Nicola Hodson, general manager of marketing and operations at Microsoft UK, commented: “The dawn of the fourth industrial revolution is a massive opportunity for British businesses but many are still living in an age of innocence or inertia when they need to be innovating.

“Whilst this research indicates that business models are breaking, many business leaders appear unwilling to address them,” she added.

Untapped collaborative economy

Research by innovation foundation Nesta revealed just 9% of Brits used a collaborative economy platform for a social purpose in the last year.

Whilst almost a third of 16-34 have used a collaborative economy platform for a ‘good cause’ within the last year, only 6% of all British adults surveyed accessed support for themselves from someone else in this way.

Similarly, the research found only 3% of adults aged 55+ have used a collaborative economy platform for health and care support.

As 87% of people have not used a collaborative platform to access support from someone else or to offer support to others, the research shows some 45 million Brits are not yet aware of the potential benefits. 22% of adults would be interested in using one in the future, however.

Helen Goulden, executive director of the Innovation Lab at Nesta, said: “The popularity of sharing economy platforms like Airbnb and Uber remain undimmed, with billions being invested into digital commercial platforms that enable people to access the things they need in different ways. While these disruptive businesses raise important issues, we’ve become utterly fixated with an incredibly narrow definition of the sharing economy.

“But entrepreneurs from across the sectors are now showing us new, exciting ways of harnessing the sharing economy to meet societal, not just consumer, needs,” she concluded.

Funding

Beauhurst has released a report outlining the equity investments made in UK startups, including both tech and non-tech firms.

The research showed that deals completed by equity crowdfunding platforms fell 20% compared to last quarter. Private equity and venture capital deal numbers also fell by 10%.

Additionally in Q3, overall deal numbers fell over 16% compared to the previous quarter. Deal numbers decreased in most regions, except for the East Midlands (133% increase) and the North East (100% increase).

Pedro Madeira, head of research at Beauhurst, commented: “The continued slowdown of equity fundraising is worrying, but to be expected given recent events.

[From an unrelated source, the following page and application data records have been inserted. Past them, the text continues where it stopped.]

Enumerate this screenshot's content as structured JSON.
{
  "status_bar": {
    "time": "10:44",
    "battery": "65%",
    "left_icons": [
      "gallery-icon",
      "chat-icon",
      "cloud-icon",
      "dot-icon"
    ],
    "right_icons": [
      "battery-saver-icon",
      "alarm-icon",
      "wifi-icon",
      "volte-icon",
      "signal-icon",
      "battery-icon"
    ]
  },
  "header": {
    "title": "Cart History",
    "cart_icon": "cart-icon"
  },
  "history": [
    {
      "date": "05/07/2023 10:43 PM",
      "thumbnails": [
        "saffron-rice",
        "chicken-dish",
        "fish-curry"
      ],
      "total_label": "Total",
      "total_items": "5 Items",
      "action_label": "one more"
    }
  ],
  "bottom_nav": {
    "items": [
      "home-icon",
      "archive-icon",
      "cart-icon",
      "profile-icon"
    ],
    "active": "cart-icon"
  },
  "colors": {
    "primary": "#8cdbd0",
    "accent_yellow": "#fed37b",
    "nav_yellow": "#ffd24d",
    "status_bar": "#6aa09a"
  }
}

“We fear the re-emergence of a real gap in venture funding for early-stage companies looking to grow, which could turn Brexit uncertainty into Brexit calamity for UK startups.”